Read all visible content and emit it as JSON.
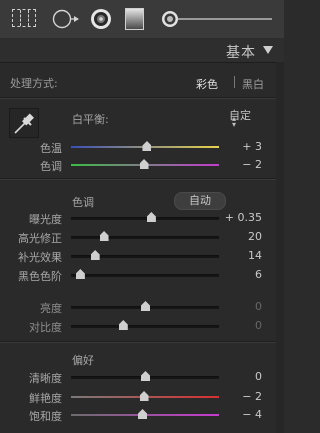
{
  "toolbar": {
    "tools": [
      "crop-overlay-icon",
      "spot-removal-icon",
      "red-eye-icon",
      "graduated-filter-icon",
      "adjustment-brush-icon"
    ]
  },
  "header": {
    "title": "基本"
  },
  "treatment": {
    "label": "处理方式:",
    "color": "彩色",
    "bw": "黑白"
  },
  "white_balance": {
    "label": "白平衡:",
    "value": "自定"
  },
  "wb_sliders": [
    {
      "label": "色温",
      "value": "+ 3",
      "level": 0.51
    },
    {
      "label": "色调",
      "value": "− 2",
      "level": 0.49
    }
  ],
  "tone": {
    "title": "色调",
    "auto_label": "自动"
  },
  "tone_sliders": [
    {
      "label": "曝光度",
      "value": "+ 0.35",
      "level": 0.54
    },
    {
      "label": "高光修正",
      "value": "20",
      "level": 0.22
    },
    {
      "label": "补光效果",
      "value": "14",
      "level": 0.16
    },
    {
      "label": "黑色色阶",
      "value": "6",
      "level": 0.06
    }
  ],
  "contrast_sliders": [
    {
      "label": "亮度",
      "value": "0",
      "level": 0.5
    },
    {
      "label": "对比度",
      "value": "0",
      "level": 0.35
    }
  ],
  "presence": {
    "title": "偏好"
  },
  "presence_sliders": [
    {
      "label": "清晰度",
      "value": "0",
      "level": 0.5
    },
    {
      "label": "鲜艳度",
      "value": "− 2",
      "level": 0.49
    },
    {
      "label": "饱和度",
      "value": "− 4",
      "level": 0.48
    }
  ],
  "colors": {
    "temp_gradient": [
      "#3b4fb6",
      "#e6d34a"
    ],
    "tint_gradient": [
      "#3dbb45",
      "#c23ccd"
    ],
    "vibrance_gradient": [
      "#7a7a7a",
      "#d93030"
    ],
    "saturation_gradient": [
      "#6c6c6c",
      "#c73ad0"
    ]
  }
}
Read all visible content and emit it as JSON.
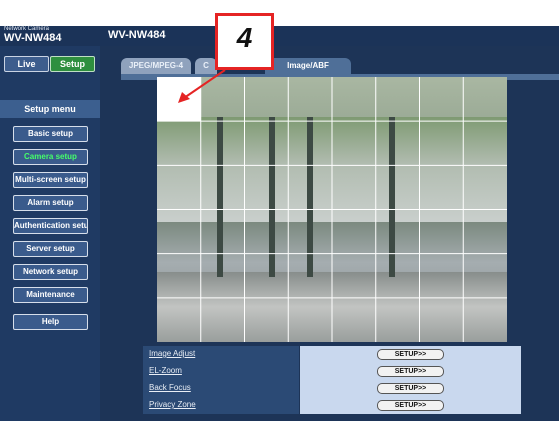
{
  "header": {
    "brand_sub": "Network Camera",
    "brand_model": "WV-NW484",
    "page_title": "WV-NW484"
  },
  "sidebar": {
    "live_label": "Live",
    "setup_label": "Setup",
    "menu_title": "Setup menu",
    "items": [
      {
        "label": "Basic setup",
        "active": false
      },
      {
        "label": "Camera setup",
        "active": true
      },
      {
        "label": "Multi-screen setup",
        "active": false
      },
      {
        "label": "Alarm setup",
        "active": false
      },
      {
        "label": "Authentication setup",
        "active": false
      },
      {
        "label": "Server setup",
        "active": false
      },
      {
        "label": "Network setup",
        "active": false
      },
      {
        "label": "Maintenance",
        "active": false
      },
      {
        "label": "Help",
        "active": false
      }
    ]
  },
  "tabs": [
    {
      "label": "JPEG/MPEG-4"
    },
    {
      "label": "C"
    },
    {
      "label": "Image/ABF"
    }
  ],
  "callout": {
    "number": "4"
  },
  "settings_rows": [
    {
      "label": "Image Adjust",
      "button": "SETUP>>"
    },
    {
      "label": "EL-Zoom",
      "button": "SETUP>>"
    },
    {
      "label": "Back Focus",
      "button": "SETUP>>"
    },
    {
      "label": "Privacy Zone",
      "button": "SETUP>>"
    }
  ],
  "colors": {
    "active_menu_text": "#45ff6a",
    "setup_button_bg": "#2e8f3f",
    "callout_border": "#e52424"
  }
}
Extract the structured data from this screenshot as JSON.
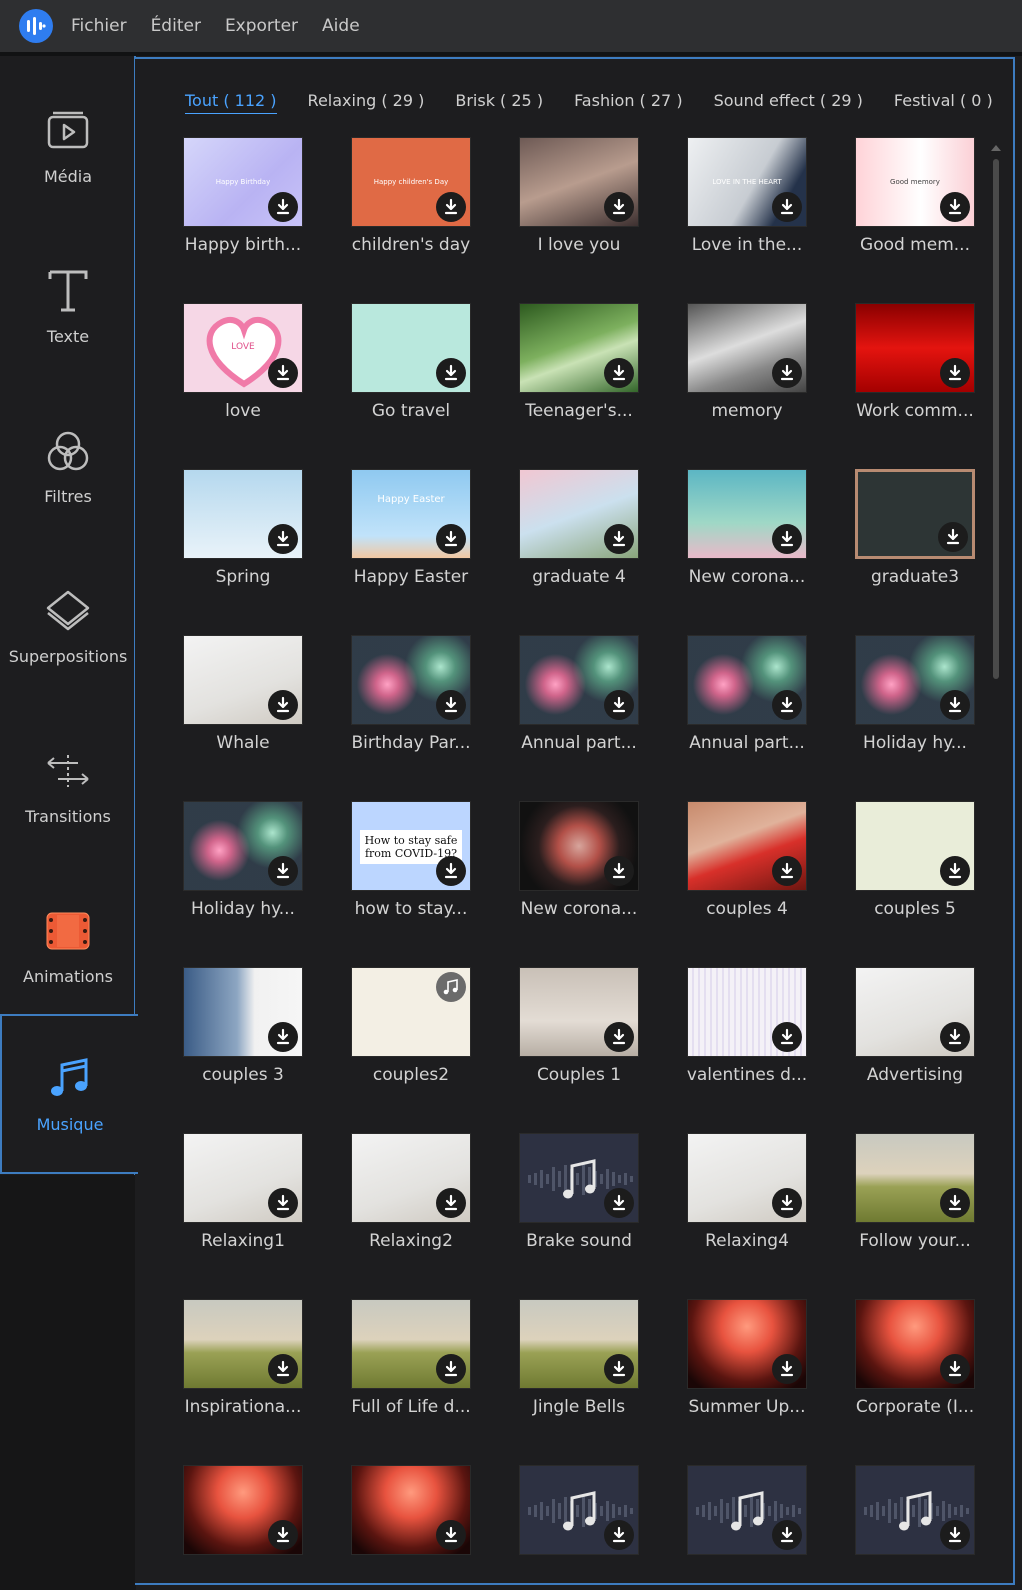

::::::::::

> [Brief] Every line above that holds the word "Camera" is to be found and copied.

> [Reply]
    "brand_sub": "Network Camera",
        "label": "Camera setup",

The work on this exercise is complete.